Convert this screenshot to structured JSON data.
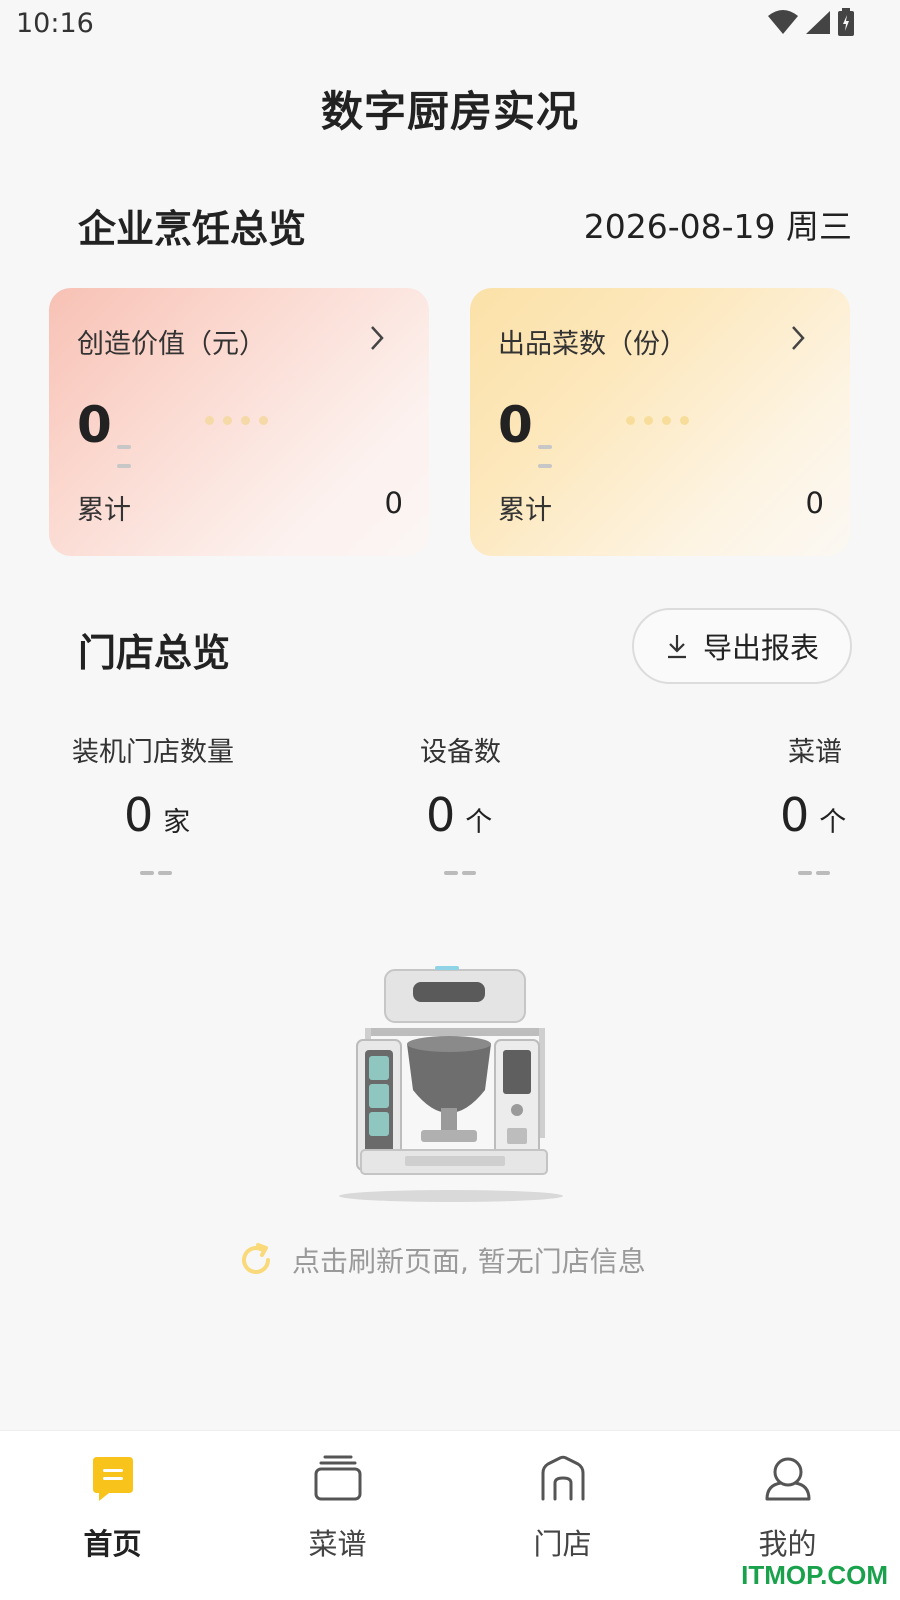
{
  "status_bar": {
    "time": "10:16"
  },
  "page_title": "数字厨房实况",
  "enterprise": {
    "title": "企业烹饪总览",
    "date": "2026-08-19 周三",
    "cards": [
      {
        "label": "创造价值（元）",
        "value": "0",
        "cumulative_label": "累计",
        "cumulative_value": "0"
      },
      {
        "label": "出品菜数（份）",
        "value": "0",
        "cumulative_label": "累计",
        "cumulative_value": "0"
      }
    ]
  },
  "store_overview": {
    "title": "门店总览",
    "export_label": "导出报表",
    "metrics": [
      {
        "label": "装机门店数量",
        "value": "0",
        "unit": "家"
      },
      {
        "label": "设备数",
        "value": "0",
        "unit": "个"
      },
      {
        "label": "菜谱",
        "value": "0",
        "unit": "个"
      }
    ]
  },
  "empty_state": {
    "text": "点击刷新页面, 暂无门店信息"
  },
  "tab_bar": {
    "items": [
      {
        "label": "首页",
        "icon": "home-icon",
        "active": true
      },
      {
        "label": "菜谱",
        "icon": "recipe-icon",
        "active": false
      },
      {
        "label": "门店",
        "icon": "store-icon",
        "active": false
      },
      {
        "label": "我的",
        "icon": "profile-icon",
        "active": false
      }
    ]
  },
  "watermark": "ITMOP.COM",
  "colors": {
    "accent": "#f8c31b",
    "card_value": "#f8c1b5",
    "card_dishes": "#fbe1a8",
    "refresh": "#f9d97a"
  }
}
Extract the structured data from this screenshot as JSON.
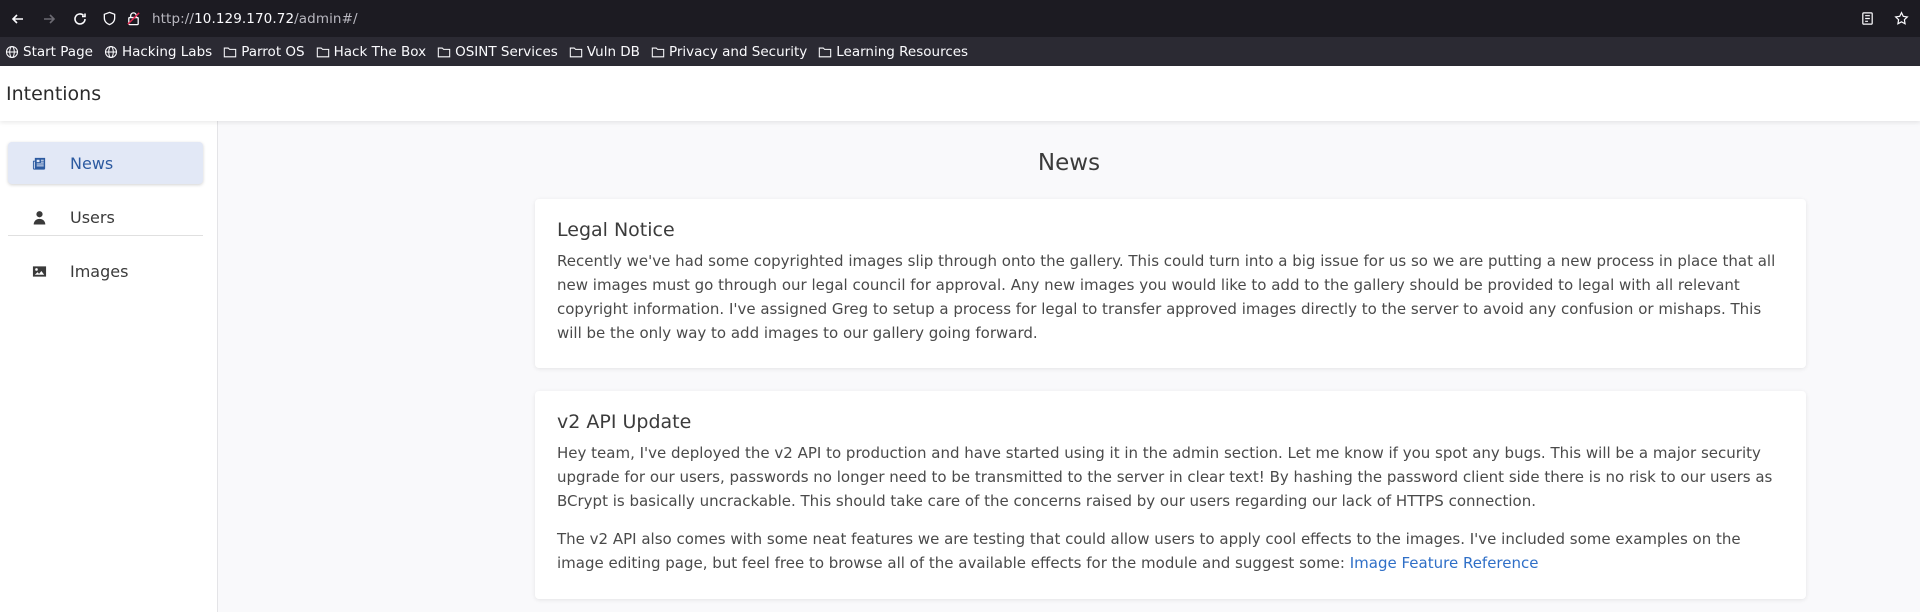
{
  "browser": {
    "url_prefix": "http://",
    "url_host": "10.129.170.72",
    "url_path": "/admin#/",
    "bookmarks": [
      {
        "label": "Start Page",
        "icon": "globe-icon"
      },
      {
        "label": "Hacking Labs",
        "icon": "globe-icon"
      },
      {
        "label": "Parrot OS",
        "icon": "folder-icon"
      },
      {
        "label": "Hack The Box",
        "icon": "folder-icon"
      },
      {
        "label": "OSINT Services",
        "icon": "folder-icon"
      },
      {
        "label": "Vuln DB",
        "icon": "folder-icon"
      },
      {
        "label": "Privacy and Security",
        "icon": "folder-icon"
      },
      {
        "label": "Learning Resources",
        "icon": "folder-icon"
      }
    ]
  },
  "app": {
    "title": "Intentions"
  },
  "sidebar": {
    "items": [
      {
        "label": "News",
        "icon": "newspaper-icon",
        "active": true
      },
      {
        "label": "Users",
        "icon": "user-icon",
        "active": false
      },
      {
        "label": "Images",
        "icon": "image-icon",
        "active": false
      }
    ]
  },
  "main": {
    "title": "News",
    "cards": [
      {
        "title": "Legal Notice",
        "body": "Recently we've had some copyrighted images slip through onto the gallery. This could turn into a big issue for us so we are putting a new process in place that all new images must go through our legal council for approval. Any new images you would like to add to the gallery should be provided to legal with all relevant copyright information. I've assigned Greg to setup a process for legal to transfer approved images directly to the server to avoid any confusion or mishaps. This will be the only way to add images to our gallery going forward."
      },
      {
        "title": "v2 API Update",
        "body": "Hey team, I've deployed the v2 API to production and have started using it in the admin section. Let me know if you spot any bugs. This will be a major security upgrade for our users, passwords no longer need to be transmitted to the server in clear text! By hashing the password client side there is no risk to our users as BCrypt is basically uncrackable. This should take care of the concerns raised by our users regarding our lack of HTTPS connection.",
        "body2": "The v2 API also comes with some neat features we are testing that could allow users to apply cool effects to the images. I've included some examples on the image editing page, but feel free to browse all of the available effects for the module and suggest some:",
        "link": "Image Feature Reference"
      }
    ]
  },
  "colors": {
    "accent": "#2c5aa0",
    "link": "#2f6fc7",
    "active_bg": "#e2e8f6",
    "chrome_dark": "#1c1b22"
  }
}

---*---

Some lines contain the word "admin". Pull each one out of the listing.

### Problem solution
    "url_path": "/admin#/",
        "body": "Hey team, I've deployed the v2 API to production and have started using it in the admin section. Let me know if you spot any bugs. This will be a major security upgrade for our users, passwords no longer need to be transmitted to the server in clear text! By hashing the password client side there is no risk to our users as BCrypt is basically uncrackable. This should take care of the concerns raised by our users regarding our lack of HTTPS connection.",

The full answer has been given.